(RECORDS begins)
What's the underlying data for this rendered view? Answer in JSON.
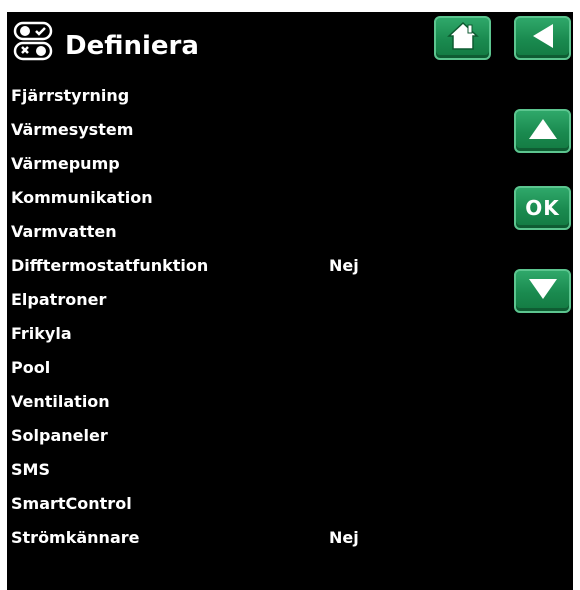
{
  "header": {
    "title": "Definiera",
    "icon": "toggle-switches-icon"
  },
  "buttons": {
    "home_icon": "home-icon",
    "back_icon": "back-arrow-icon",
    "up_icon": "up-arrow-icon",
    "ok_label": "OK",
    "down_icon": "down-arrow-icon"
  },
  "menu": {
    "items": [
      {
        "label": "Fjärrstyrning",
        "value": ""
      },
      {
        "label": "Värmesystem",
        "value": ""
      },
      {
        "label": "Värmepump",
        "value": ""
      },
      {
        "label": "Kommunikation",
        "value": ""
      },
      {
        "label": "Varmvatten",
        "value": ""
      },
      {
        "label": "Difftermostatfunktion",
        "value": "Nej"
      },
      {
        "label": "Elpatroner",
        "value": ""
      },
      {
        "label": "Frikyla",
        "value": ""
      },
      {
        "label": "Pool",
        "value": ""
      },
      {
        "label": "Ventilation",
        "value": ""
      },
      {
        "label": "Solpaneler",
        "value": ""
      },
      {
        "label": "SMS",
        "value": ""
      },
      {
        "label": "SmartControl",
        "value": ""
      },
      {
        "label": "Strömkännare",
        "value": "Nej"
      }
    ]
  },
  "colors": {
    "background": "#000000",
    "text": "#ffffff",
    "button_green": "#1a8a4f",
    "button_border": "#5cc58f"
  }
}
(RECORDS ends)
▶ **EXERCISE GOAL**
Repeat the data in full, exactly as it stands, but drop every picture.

▶ **REPLY**
What's the underlying data for this rendered view? Answer in JSON.
{
  "header": {
    "title": "Definiera",
    "icon": "toggle-switches-icon"
  },
  "buttons": {
    "home_icon": "home-icon",
    "back_icon": "back-arrow-icon",
    "up_icon": "up-arrow-icon",
    "ok_label": "OK",
    "down_icon": "down-arrow-icon"
  },
  "menu": {
    "items": [
      {
        "label": "Fjärrstyrning",
        "value": ""
      },
      {
        "label": "Värmesystem",
        "value": ""
      },
      {
        "label": "Värmepump",
        "value": ""
      },
      {
        "label": "Kommunikation",
        "value": ""
      },
      {
        "label": "Varmvatten",
        "value": ""
      },
      {
        "label": "Difftermostatfunktion",
        "value": "Nej"
      },
      {
        "label": "Elpatroner",
        "value": ""
      },
      {
        "label": "Frikyla",
        "value": ""
      },
      {
        "label": "Pool",
        "value": ""
      },
      {
        "label": "Ventilation",
        "value": ""
      },
      {
        "label": "Solpaneler",
        "value": ""
      },
      {
        "label": "SMS",
        "value": ""
      },
      {
        "label": "SmartControl",
        "value": ""
      },
      {
        "label": "Strömkännare",
        "value": "Nej"
      }
    ]
  },
  "colors": {
    "background": "#000000",
    "text": "#ffffff",
    "button_green": "#1a8a4f",
    "button_border": "#5cc58f"
  }
}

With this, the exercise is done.